- Runny or stuffy nose
- Postnasal drip
- Nasal, ear, or sinus congestion
Several telltale signs can help you determine whether you have allergies or are fighting a cold. This table summarizes these differences (Thomas, 2020; Akhouri, 2021).
When trying to figure out if you have allergies or just a cold, consider the time of year and your own allergy history. Do you have the same symptoms around the same time every year? Airborne pollen peaks in the spring, while ragweed makes many people miserable, starting around mid-August. But don’t forget that allergies can happen year-round (even in winter), especially if you are allergic to indoor allergens like dust mites and pet dander.
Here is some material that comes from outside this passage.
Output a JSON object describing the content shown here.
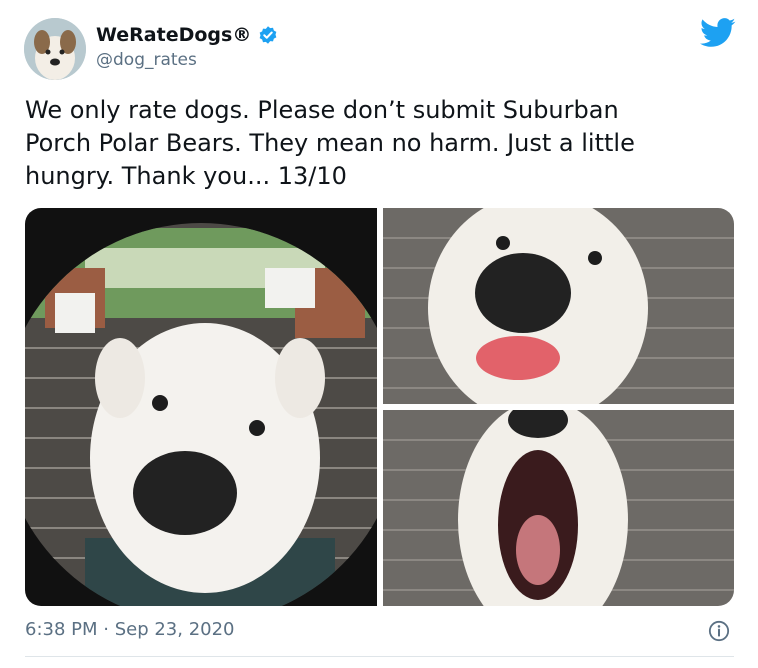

You can also think about the duration of symptoms: Cold symptoms usually take a week or two to improve, while allergy symptoms can stick around for weeks.
The most important criteria for telling whether you have a cold vs. allergies are those telltale symptoms. Allergies rarely cause a sore throat, headache, fever, and body aches, while the common cold rarely comes along with a rash or itchiness.
Diagnosing allergies vs. common cold
It’s not always as easy as it sounds when it comes to knowing whether you have allergies or a cold. When in doubt, talk to your healthcare provider, especially if your symptoms last longer than two weeks.
If your primary healthcare provider is unsure about your symptoms, you may need to see a specialist or an allergist. Sometimes, it is difficult to identify what you are actually allergic to—this is where allergy skin testing can help. Allergy skin testing can help determine which specific agents are triggering your allergies so you avoid them.
Most healthcare providers can diagnose a cold by asking you about your symptoms. However, if they suspect something more serious, your provider may order additional testing like an x-ray to look at your lungs or a strep test to check for strep throat.
Allergies vs. COVID-19: how to tell the difference
Treating allergy vs. common cold
The best treatment for allergies is to avoid whatever you are allergic to—however, that is not always possible. You have several options for treating allergy symptoms, including over-the-counter antihistamines, nasal steroids, decongestants, and eye drops. If your symptoms persist or are severe, see a healthcare provider. They can prescribe prescription allergy medication, nasal steroids (which reduce inflammation), or allergy shots if necessary (Akhouri, 2021).
Decongestants, cough syrup, and nasal sprays can help with nasal congestion and coughing from a cold. Over-the-counter pain relievers such as ibuprofen or acetaminophen can lower fever and reduce body aches. Using an ultrasonic humidifier in your bedroom can moisten the air, which can help soothe a sore throat, nasal dryness, and coughing. But there is no cure for a cold in the end—only time and plenty of rest.
- Akhouri S, House SA. (2021) Allergic rhinitis. In: StatPearls [Internet]. Treasure Island (FL): StatPearls Publishing; 2021 Jan-. Retrieved from https://www.ncbi.nlm.nih.gov/books/NBK538186/.
Thomas M, Bomar PA. (2020). Upper respiratory tract infection. In: StatPearls [Internet]. Treasure Island (FL): StatPearls Publishing; 2021 Jan-. Retrieved from https://www.ncbi.nlm.nih.gov/books/NBK532961/.